***** RECORDED INFORMATION *****

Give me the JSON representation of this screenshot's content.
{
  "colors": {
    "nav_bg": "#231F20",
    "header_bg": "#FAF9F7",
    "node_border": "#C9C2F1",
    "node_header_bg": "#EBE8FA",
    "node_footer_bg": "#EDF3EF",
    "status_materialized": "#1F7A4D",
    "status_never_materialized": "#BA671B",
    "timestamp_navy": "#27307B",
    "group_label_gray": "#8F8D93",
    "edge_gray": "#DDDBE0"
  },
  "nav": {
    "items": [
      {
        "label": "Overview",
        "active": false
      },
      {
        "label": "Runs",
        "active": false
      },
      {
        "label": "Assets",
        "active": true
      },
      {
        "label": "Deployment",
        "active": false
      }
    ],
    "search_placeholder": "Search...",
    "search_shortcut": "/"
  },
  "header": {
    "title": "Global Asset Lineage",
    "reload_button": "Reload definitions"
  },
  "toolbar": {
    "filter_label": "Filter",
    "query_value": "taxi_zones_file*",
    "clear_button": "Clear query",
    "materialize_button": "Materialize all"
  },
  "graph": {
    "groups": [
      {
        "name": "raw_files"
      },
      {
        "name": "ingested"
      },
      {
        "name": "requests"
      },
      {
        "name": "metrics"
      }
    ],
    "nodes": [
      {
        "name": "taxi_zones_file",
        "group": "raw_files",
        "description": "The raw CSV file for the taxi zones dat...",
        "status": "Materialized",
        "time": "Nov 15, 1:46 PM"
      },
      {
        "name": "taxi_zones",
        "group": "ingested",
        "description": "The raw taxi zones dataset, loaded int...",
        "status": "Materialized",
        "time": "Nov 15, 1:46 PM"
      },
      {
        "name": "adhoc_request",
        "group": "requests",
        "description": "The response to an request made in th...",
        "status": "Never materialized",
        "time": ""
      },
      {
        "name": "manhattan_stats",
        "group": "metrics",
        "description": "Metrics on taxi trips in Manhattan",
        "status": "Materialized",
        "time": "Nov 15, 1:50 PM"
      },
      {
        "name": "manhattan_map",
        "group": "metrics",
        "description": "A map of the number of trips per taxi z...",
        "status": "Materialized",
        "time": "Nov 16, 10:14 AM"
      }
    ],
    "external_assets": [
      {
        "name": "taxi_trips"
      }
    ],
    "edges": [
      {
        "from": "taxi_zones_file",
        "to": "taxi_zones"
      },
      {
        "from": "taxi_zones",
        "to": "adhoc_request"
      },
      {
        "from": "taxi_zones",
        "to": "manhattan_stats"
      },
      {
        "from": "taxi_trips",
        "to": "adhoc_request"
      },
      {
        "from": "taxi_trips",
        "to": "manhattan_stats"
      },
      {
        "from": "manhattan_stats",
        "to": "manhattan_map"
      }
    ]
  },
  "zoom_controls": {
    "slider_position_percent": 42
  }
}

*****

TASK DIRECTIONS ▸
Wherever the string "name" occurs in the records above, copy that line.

COMPLETED TASK ▸
        "name": "raw_files"
        "name": "ingested"
        "name": "requests"
        "name": "metrics"
        "name": "taxi_zones_file",
        "name": "taxi_zones",
        "name": "adhoc_request",
        "name": "manhattan_stats",
        "name": "manhattan_map",
        "name": "taxi_trips"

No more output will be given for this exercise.